▽

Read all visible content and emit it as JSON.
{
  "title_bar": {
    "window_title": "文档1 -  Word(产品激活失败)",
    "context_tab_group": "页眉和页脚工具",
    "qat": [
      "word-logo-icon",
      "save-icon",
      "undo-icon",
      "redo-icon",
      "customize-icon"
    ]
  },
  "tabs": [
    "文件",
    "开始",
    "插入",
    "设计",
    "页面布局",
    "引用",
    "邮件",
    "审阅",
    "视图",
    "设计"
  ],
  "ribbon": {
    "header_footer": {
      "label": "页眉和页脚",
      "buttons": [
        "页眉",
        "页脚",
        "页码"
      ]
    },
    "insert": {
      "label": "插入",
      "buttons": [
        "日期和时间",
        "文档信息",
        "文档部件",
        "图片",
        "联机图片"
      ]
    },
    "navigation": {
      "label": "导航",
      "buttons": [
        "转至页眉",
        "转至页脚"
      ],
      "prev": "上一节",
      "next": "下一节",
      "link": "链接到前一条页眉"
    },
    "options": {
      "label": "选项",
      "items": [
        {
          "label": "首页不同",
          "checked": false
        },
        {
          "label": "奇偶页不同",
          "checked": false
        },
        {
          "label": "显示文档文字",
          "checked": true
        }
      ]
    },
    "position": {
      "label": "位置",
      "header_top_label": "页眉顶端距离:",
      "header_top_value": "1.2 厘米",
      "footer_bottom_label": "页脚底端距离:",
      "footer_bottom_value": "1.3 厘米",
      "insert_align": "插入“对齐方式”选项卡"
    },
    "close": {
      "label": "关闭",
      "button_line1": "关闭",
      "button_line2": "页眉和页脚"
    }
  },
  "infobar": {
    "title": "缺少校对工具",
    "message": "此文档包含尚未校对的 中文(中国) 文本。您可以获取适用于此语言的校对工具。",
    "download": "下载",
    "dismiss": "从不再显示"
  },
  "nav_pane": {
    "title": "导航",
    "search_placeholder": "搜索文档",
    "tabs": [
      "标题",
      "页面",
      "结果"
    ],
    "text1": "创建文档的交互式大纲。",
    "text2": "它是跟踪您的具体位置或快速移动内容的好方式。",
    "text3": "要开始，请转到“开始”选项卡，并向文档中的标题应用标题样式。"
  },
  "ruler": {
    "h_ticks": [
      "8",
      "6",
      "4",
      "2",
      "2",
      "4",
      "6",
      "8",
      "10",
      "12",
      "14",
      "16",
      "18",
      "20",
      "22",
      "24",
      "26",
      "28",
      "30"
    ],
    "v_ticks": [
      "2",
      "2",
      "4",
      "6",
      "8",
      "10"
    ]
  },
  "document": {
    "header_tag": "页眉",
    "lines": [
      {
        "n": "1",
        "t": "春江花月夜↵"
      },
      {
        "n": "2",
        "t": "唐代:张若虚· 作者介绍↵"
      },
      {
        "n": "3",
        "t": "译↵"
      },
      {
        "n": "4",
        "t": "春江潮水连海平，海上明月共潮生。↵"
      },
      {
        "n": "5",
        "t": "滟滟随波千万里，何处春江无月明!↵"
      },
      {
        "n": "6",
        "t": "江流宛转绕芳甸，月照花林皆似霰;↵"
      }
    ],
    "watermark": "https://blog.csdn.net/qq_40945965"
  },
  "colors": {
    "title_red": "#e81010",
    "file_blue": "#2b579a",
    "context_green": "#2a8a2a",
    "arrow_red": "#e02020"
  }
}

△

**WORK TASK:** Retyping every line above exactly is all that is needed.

**SOLUTION FOR THIS EXERCISE:**
Read all visible content and emit it as JSON.
{
  "title_bar": {
    "window_title": "文档1 -  Word(产品激活失败)",
    "context_tab_group": "页眉和页脚工具",
    "qat": [
      "word-logo-icon",
      "save-icon",
      "undo-icon",
      "redo-icon",
      "customize-icon"
    ]
  },
  "tabs": [
    "文件",
    "开始",
    "插入",
    "设计",
    "页面布局",
    "引用",
    "邮件",
    "审阅",
    "视图",
    "设计"
  ],
  "ribbon": {
    "header_footer": {
      "label": "页眉和页脚",
      "buttons": [
        "页眉",
        "页脚",
        "页码"
      ]
    },
    "insert": {
      "label": "插入",
      "buttons": [
        "日期和时间",
        "文档信息",
        "文档部件",
        "图片",
        "联机图片"
      ]
    },
    "navigation": {
      "label": "导航",
      "buttons": [
        "转至页眉",
        "转至页脚"
      ],
      "prev": "上一节",
      "next": "下一节",
      "link": "链接到前一条页眉"
    },
    "options": {
      "label": "选项",
      "items": [
        {
          "label": "首页不同",
          "checked": false
        },
        {
          "label": "奇偶页不同",
          "checked": false
        },
        {
          "label": "显示文档文字",
          "checked": true
        }
      ]
    },
    "position": {
      "label": "位置",
      "header_top_label": "页眉顶端距离:",
      "header_top_value": "1.2 厘米",
      "footer_bottom_label": "页脚底端距离:",
      "footer_bottom_value": "1.3 厘米",
      "insert_align": "插入“对齐方式”选项卡"
    },
    "close": {
      "label": "关闭",
      "button_line1": "关闭",
      "button_line2": "页眉和页脚"
    }
  },
  "infobar": {
    "title": "缺少校对工具",
    "message": "此文档包含尚未校对的 中文(中国) 文本。您可以获取适用于此语言的校对工具。",
    "download": "下载",
    "dismiss": "从不再显示"
  },
  "nav_pane": {
    "title": "导航",
    "search_placeholder": "搜索文档",
    "tabs": [
      "标题",
      "页面",
      "结果"
    ],
    "text1": "创建文档的交互式大纲。",
    "text2": "它是跟踪您的具体位置或快速移动内容的好方式。",
    "text3": "要开始，请转到“开始”选项卡，并向文档中的标题应用标题样式。"
  },
  "ruler": {
    "h_ticks": [
      "8",
      "6",
      "4",
      "2",
      "2",
      "4",
      "6",
      "8",
      "10",
      "12",
      "14",
      "16",
      "18",
      "20",
      "22",
      "24",
      "26",
      "28",
      "30"
    ],
    "v_ticks": [
      "2",
      "2",
      "4",
      "6",
      "8",
      "10"
    ]
  },
  "document": {
    "header_tag": "页眉",
    "lines": [
      {
        "n": "1",
        "t": "春江花月夜↵"
      },
      {
        "n": "2",
        "t": "唐代:张若虚· 作者介绍↵"
      },
      {
        "n": "3",
        "t": "译↵"
      },
      {
        "n": "4",
        "t": "春江潮水连海平，海上明月共潮生。↵"
      },
      {
        "n": "5",
        "t": "滟滟随波千万里，何处春江无月明!↵"
      },
      {
        "n": "6",
        "t": "江流宛转绕芳甸，月照花林皆似霰;↵"
      }
    ],
    "watermark": "https://blog.csdn.net/qq_40945965"
  },
  "colors": {
    "title_red": "#e81010",
    "file_blue": "#2b579a",
    "context_green": "#2a8a2a",
    "arrow_red": "#e02020"
  }
}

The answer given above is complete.